I have yet to read up on the 90+ entries, but I’d like to post my thoughts as soon as I do. I am mostly interested in cultural participation of diverse ethnic communities and the use of technology in cultural participation.
But then I was indirectly reminded today, by Time Out Chicago editor Marc Geelhoed, that all this talk of cultural participation means nothing if you don’t have the content to back it up. Marc writes on the Time Out blog that after the MusicNOW performance of Osvaldo Golijov’s Ayre on June 4, sales for the recording shot up and it even returned to the charts, along with a recording of his opera Ainadamar. He states: “an astonishing 84 per cent of the Ayre discs were sold in Chicago.”
I am not aware of any special marketing or advertising efforts for the recording surrounding the MusicNOW concert. The concert was sold out and attended by more than 1,500 people. The content of the concert was apparently (I am glad to see other people felt the same way) so strong that it moved many of those in the audience to purchase the recording. Now how’s that for cultural participation?

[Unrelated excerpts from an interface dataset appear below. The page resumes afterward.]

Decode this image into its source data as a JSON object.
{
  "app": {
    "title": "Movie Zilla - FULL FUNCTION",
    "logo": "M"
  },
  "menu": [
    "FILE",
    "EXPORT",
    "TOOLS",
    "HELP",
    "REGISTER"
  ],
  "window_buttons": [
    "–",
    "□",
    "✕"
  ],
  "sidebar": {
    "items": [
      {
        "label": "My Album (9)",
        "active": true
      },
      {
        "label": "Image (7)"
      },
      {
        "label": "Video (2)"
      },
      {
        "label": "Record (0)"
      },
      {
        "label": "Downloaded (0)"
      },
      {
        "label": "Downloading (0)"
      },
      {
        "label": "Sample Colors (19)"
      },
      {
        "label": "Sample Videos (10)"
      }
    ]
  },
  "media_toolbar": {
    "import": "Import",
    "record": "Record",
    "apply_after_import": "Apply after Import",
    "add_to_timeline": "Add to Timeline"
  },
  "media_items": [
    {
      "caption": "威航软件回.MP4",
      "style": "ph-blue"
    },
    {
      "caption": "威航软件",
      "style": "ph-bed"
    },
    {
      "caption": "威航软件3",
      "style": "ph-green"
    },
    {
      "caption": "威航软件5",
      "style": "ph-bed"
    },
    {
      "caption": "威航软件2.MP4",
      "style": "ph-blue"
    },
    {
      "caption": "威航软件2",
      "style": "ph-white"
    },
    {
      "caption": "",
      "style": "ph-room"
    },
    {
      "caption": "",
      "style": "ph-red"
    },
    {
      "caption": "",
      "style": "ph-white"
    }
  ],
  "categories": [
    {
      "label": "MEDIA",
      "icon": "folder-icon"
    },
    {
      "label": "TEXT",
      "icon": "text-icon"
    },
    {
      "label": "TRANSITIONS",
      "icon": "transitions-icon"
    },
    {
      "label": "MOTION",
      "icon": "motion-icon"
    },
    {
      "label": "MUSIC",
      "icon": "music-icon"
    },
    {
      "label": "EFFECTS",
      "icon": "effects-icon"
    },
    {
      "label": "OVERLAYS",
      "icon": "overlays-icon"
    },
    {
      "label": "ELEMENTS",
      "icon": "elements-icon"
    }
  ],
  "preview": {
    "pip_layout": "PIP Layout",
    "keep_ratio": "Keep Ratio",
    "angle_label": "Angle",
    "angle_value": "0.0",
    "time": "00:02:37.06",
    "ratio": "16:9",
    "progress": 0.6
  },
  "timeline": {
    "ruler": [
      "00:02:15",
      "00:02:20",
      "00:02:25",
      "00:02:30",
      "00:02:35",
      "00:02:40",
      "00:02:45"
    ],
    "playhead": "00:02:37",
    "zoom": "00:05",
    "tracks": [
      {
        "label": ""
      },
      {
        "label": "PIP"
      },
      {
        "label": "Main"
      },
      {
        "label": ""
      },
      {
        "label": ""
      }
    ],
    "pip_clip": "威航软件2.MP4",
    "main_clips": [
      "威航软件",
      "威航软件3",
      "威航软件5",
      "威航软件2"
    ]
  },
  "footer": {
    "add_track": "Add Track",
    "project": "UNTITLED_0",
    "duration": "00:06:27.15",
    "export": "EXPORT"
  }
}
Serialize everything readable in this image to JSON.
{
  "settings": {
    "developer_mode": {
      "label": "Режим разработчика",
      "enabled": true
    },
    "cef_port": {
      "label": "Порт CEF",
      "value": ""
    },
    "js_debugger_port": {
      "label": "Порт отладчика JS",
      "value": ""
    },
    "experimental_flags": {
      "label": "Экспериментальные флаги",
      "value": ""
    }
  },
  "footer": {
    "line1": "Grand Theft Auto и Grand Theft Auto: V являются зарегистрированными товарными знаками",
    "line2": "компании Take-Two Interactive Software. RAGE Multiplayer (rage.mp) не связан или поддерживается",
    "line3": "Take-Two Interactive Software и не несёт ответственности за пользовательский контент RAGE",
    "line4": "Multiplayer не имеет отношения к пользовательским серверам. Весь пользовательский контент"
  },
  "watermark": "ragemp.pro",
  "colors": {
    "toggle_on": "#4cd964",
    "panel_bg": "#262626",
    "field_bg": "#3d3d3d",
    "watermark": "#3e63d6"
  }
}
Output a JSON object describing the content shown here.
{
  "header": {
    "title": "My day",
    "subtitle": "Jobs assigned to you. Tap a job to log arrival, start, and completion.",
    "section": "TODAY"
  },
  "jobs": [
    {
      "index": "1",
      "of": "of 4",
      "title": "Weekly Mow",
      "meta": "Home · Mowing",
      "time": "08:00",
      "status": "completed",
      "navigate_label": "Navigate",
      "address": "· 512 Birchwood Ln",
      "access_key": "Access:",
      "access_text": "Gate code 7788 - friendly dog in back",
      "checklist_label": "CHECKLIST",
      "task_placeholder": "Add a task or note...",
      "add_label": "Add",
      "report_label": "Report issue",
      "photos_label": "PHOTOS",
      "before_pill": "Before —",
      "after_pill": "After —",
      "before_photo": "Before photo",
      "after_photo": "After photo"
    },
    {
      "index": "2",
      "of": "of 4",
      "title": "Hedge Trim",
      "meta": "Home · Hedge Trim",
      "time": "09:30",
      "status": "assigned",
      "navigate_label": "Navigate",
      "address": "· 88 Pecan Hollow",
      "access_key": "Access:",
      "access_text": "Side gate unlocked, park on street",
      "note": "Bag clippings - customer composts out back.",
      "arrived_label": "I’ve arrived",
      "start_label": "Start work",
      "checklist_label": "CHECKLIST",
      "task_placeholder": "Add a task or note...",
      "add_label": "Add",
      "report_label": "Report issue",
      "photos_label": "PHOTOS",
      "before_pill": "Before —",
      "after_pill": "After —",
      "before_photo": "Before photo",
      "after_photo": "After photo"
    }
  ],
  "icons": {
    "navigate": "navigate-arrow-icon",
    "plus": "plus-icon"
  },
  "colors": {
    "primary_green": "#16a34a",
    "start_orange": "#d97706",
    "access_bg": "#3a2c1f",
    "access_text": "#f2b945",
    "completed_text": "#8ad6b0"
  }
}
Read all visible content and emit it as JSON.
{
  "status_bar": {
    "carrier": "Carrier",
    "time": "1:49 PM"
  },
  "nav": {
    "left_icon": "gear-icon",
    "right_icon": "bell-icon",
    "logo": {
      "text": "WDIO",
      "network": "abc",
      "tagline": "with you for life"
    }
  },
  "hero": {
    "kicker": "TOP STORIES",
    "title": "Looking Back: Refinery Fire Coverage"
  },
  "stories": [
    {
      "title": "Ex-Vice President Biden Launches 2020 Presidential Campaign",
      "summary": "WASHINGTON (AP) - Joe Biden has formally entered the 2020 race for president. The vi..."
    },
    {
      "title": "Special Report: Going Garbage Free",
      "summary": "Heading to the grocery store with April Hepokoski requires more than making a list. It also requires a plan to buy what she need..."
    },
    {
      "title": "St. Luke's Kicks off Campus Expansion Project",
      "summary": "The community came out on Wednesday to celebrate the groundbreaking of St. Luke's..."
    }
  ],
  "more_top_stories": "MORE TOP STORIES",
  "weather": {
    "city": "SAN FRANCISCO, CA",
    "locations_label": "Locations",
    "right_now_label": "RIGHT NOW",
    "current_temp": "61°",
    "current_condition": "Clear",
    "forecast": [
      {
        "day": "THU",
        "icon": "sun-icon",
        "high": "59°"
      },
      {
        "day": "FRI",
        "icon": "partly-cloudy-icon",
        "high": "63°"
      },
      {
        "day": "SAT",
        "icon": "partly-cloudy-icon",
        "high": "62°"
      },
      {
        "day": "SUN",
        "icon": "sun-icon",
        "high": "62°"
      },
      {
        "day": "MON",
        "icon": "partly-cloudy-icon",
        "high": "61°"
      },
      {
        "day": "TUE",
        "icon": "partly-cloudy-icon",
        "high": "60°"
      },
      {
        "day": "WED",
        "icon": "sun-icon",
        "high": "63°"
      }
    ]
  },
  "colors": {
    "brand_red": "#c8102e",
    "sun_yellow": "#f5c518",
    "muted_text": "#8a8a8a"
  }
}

On the other hand, sometimes marketing and technology really do the trick.